The historic feature for Game 2 was the presence of Woodrow Wilson and his new bride. Throwing out the first pitch, Wilson became the first seated President to attend a World Series game.
Filmmakers were busy recording Wilson and the action on the field. “Close-ups of all the players were taken,” notes the American Film Institute Catalog, “and for the first time a camera was placed behind home plate in order to obtain good shots of the playing action, which included four home runs.” The subsequently released five-reeler titled 1915 World’s Championship Series is, alas, a lost film.
The Series was closely contested, as the deciding run was not scored until the ninth inning in three of the games, and only in Game One was the margin of victory as much as two runs.

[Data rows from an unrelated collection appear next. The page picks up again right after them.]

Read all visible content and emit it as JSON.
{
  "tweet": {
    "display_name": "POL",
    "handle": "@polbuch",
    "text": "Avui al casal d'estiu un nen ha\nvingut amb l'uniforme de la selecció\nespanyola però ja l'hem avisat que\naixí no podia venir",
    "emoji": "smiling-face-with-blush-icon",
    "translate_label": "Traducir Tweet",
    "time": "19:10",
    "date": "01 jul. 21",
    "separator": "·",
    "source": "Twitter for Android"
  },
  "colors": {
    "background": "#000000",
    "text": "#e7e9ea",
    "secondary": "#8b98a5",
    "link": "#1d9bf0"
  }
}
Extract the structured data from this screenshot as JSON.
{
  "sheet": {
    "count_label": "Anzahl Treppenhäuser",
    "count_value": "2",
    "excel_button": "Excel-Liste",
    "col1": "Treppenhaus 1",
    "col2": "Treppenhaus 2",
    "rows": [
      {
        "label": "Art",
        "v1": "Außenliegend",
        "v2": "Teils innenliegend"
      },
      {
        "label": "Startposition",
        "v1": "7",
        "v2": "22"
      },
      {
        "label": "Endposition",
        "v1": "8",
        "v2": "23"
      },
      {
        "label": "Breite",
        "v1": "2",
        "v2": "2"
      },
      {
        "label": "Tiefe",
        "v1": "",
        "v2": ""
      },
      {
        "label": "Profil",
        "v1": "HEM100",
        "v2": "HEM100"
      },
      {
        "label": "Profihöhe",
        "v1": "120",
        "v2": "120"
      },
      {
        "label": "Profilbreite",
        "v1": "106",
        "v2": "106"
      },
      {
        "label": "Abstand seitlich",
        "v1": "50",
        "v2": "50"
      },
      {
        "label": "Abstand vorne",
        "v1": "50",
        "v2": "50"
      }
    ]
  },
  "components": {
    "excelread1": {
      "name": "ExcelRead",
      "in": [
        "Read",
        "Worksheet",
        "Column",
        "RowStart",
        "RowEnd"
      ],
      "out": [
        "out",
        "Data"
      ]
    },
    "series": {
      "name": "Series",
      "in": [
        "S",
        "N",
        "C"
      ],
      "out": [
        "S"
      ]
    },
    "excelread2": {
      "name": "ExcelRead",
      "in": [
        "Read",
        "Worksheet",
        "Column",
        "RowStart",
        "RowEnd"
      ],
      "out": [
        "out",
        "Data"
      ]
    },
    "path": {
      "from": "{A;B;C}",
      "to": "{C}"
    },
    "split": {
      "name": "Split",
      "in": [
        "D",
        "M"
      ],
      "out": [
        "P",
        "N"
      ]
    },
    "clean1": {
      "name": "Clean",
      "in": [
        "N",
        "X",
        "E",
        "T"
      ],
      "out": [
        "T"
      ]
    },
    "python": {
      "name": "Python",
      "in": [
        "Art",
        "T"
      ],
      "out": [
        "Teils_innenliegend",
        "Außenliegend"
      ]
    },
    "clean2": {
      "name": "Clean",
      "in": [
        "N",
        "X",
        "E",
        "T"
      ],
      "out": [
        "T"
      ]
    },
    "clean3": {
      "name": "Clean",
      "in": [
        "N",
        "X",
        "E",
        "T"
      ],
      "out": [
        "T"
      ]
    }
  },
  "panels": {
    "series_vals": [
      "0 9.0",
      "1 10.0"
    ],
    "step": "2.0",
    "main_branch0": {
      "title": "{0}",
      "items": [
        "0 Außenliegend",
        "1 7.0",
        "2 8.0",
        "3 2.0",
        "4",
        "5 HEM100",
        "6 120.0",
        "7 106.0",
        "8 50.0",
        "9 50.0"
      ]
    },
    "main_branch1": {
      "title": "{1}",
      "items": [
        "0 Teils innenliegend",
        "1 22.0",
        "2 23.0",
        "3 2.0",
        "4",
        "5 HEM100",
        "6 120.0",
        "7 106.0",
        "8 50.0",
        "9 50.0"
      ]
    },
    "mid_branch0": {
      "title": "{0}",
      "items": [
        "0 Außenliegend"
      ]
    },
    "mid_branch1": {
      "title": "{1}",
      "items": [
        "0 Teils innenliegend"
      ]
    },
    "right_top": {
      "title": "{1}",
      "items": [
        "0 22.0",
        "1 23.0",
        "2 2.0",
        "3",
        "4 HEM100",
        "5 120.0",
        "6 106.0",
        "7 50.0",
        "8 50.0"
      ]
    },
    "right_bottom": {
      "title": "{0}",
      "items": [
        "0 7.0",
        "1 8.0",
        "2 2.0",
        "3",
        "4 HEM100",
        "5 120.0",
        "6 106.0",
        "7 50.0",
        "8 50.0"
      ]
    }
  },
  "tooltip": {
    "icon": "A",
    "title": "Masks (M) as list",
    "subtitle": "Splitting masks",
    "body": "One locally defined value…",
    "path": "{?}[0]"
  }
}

Boston won Games 2, 3, and 4 by identical scores of 2-1, with the Phils notching 13 hits combined.
In Game 5, returning to Baker Bowl, Rube Foster pitched the whole way against Mayer and Rixey, but he was not as effective as he had been in Game 2. Twice he gave the Phillies a two-run lead as first baseman Fred Luderus drove in three runs with a double and a home run. But from the fifth inning on, Foster held Philadelphia scoreless on two hits, while Duffy Lewis evened the score with a two-run homer in the eighth, and Harry Hooper (who had tied the score earlier with a home run in the third) won the game and the Series with a second homer in the top of the ninth. Both of Hooper’s homers bounced over the fence, shortened by the addition of the temporary seats. Although such hits would late be counted as doubles, in 1915 they were home runs.
“If we had beaten Boston in ’15,” said Rixey in later years, “who knows what would have happened? We might have been a team to reckon with for a long, long time.” Instead, he was traded to Cincinnati, Alexander was sent to the Cubs, and Baker’s Curse would not be overturned with a World Series victory until 1980.
50 years ago: The 1965 World Series pitted two venerable franchises still in their first decade in a new home. The Dodgers had won only one championship in Brooklyn, that in 1955, but had taken two in their early years in Los Angeles (1959 and 1963). The Minnesota Twins, who had been the downtrodden Washington Senators until 1961, had not earned a title since 1924. The Twins sluggers defeated Don Drysdale in a Game 1 that Sandy Koufax declined to pitch because it was scheduled for Yom Kippur, then topped Koufax in Game 2. Returning to L.A., the Dodgers took the next three games. If home-field form were to hold, the Twins, after capturing Game 6, should have run the table, but on two days’ rest, Koufax threw a magnificent three-hit shutout in Game 7.
25 years ago: The 1990 World Series saw a return of the AL champs of the prior two seasons, the Oakland A’s, led by the Bash Brothers combo of Mark McGwire and Jose Canseco, bolstered by the speed of Rickey Henderson. In 1989, in a Series interrupted by an earthquake, the A’s had swept their Bay Area rivals, the Giants. This time around it was the NL champs, the Cincinnati Reds, who brought the brooms. Billy Hatcher and Chris Sabo led the Reds at the bat, Jose Rijo allowed one earned run across two starts, and the bullpen was unscored upon.
This story will run in MLB’s World Series Media Guide, to be published this week.